MY KOLKATA EDUGRAPH
ADVERTISEMENT
regular-article-logo Wednesday, 24 July 2024

The Tagore-Mahalanobis bond: Rare pictures showcased at exhibition

Over 30 photographs and handwritten letters, a manuscript formed part of an exhibition titled Verses and Variables that documents the relationship

Anasuya Basu Calcutta Published 25.06.24, 07:07 AM
(From left) Nirmal Kumari Mahalanobis, Prasanta Chandra Mahalanobis and Rabindranath Tagore with others during their Europe tour in 1926. The photograph was on display at the exhibition at the Kolkata Centre for Creativity.

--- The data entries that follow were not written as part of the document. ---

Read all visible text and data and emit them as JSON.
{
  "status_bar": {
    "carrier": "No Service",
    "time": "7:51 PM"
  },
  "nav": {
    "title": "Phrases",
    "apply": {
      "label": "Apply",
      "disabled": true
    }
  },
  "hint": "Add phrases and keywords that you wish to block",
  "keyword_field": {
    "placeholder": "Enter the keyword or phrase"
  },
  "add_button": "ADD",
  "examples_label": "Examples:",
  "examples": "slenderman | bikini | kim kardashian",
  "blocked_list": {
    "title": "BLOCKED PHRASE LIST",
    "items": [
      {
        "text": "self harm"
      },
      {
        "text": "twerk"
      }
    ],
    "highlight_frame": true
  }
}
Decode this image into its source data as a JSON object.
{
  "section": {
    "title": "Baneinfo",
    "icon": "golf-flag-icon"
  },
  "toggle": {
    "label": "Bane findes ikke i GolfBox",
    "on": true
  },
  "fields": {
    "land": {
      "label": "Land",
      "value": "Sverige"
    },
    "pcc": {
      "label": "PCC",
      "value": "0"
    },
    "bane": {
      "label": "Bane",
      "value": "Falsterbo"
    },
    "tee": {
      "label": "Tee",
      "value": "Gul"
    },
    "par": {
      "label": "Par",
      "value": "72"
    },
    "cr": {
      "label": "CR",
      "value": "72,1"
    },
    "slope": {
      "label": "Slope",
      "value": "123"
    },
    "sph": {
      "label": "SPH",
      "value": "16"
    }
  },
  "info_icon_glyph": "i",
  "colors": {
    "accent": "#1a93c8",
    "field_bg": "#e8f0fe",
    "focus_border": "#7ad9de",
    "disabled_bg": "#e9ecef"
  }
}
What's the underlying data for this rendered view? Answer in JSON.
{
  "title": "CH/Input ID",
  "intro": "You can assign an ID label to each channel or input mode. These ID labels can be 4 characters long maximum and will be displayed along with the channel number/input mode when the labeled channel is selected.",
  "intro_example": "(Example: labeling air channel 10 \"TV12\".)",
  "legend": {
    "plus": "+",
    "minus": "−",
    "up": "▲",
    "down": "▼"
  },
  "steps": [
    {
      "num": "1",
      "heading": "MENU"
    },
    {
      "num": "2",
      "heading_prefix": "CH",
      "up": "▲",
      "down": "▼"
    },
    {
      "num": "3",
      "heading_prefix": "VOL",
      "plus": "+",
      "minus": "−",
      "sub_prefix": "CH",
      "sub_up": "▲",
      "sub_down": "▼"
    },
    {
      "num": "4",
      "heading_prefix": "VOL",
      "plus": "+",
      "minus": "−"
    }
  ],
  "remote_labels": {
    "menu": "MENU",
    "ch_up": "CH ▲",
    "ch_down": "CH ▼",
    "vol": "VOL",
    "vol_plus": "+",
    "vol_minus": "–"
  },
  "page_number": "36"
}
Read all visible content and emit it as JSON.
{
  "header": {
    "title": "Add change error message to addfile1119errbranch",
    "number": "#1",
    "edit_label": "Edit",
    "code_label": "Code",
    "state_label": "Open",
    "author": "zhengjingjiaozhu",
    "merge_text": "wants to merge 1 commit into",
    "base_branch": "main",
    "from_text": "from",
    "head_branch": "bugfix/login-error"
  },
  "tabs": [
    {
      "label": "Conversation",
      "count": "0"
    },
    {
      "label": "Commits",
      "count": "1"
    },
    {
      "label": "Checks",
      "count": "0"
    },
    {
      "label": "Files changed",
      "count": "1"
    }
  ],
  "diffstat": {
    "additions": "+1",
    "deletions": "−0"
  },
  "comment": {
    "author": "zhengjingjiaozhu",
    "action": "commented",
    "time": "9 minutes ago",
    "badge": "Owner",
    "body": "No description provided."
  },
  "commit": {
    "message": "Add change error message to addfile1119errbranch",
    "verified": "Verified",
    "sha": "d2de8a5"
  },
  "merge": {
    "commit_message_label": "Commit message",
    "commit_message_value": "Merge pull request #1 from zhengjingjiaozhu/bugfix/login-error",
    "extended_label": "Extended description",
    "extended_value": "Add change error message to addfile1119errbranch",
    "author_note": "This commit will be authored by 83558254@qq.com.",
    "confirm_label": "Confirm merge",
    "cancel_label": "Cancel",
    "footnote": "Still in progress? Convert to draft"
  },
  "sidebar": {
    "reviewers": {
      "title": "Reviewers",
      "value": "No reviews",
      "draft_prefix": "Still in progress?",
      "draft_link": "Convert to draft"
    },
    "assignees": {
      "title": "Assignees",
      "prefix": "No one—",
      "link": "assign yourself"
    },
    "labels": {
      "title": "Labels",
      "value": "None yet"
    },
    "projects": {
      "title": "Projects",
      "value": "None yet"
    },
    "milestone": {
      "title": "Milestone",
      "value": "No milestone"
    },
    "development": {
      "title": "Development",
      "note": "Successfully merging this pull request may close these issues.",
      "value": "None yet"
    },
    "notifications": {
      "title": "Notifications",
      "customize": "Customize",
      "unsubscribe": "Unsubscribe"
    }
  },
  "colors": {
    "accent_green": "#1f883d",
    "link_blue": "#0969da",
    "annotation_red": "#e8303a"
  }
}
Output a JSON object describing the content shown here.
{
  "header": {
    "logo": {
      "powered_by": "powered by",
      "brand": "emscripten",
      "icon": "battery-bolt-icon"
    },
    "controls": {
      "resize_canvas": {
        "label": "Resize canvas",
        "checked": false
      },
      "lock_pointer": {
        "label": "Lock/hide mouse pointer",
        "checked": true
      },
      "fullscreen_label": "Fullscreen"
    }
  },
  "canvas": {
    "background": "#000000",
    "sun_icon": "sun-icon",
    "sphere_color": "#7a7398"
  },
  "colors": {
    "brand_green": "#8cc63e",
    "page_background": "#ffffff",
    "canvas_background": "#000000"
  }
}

(From left) Nirmal Kumari Mahalanobis, Prasanta Chandra Mahalanobis and Rabindranath Tagore with others during their Europe tour in 1926. The photograph was on display at the exhibition at the Kolkata Centre for Creativity. Picture credit: Collection of Prasanta Chandra Mahalanobis Memorial Museum and Archives, Indian Statistical Institute

Rare photographs and archival material from the Indian Statistical Institute (ISI), Kolkata, were on display for the first time commemorating the relationship between a world poet and a world-renowned statistician.

A young Prasanta Chandra Mahalanobis, then only 17, met Rabindranath Tagore at Santiniketan in 1910 and a relationship blossomed.

ADVERTISEMENT

Over 30 photographs and handwritten letters, a manuscript formed part of an exhibition titled Verses and Variables that documents the relationship.

The four-day exhibition at the Kolkata Centre for Creativity ended on Saturday.

“We have digitised 5,000 photographs from the archives of ISI Kolkata. We loaned a few of them out for an exhibition,” said Kishore Chandra Satpathy, in charge of Prasanta Chandra Mahalanobis Memorial Museum and Archives (Indian Statistical Institute, Kolkata).

From 1921, Tagore travelled to various countries in Europe in the company of Mahalanobis, his wife Nirmal Kumari and others.

A page from the manuscript- of Baishe Sravan by Nirmal Kumari Mahalanobis. It was on display at the exhibition.

A page from the manuscript- of Baishe Sravan by Nirmal Kumari Mahalanobis. It was on display at the exhibition.

An enlarged digital copy of a group photograph at the exhibition showed Tagore with Madam Andrea Butenschon, the Swedish translator of Gitanjali, along with Mahalanobis and Nirmal Kumari at the studio of sculptor Gustav Vigeland in Oslo in 1926.

The original manuscript of Baishe Sravan written by Nirmal Kumari was also on display.

Another item on display was a kind of tribute to the poet, Nirmal Kumari wrote how Tagore had named the house that the Mahalanobis couple bought in Baranagar Amrapali. Today, Amrapali is being renovated by ISI Kolkata.

Follow us on:
ADVERTISEMENT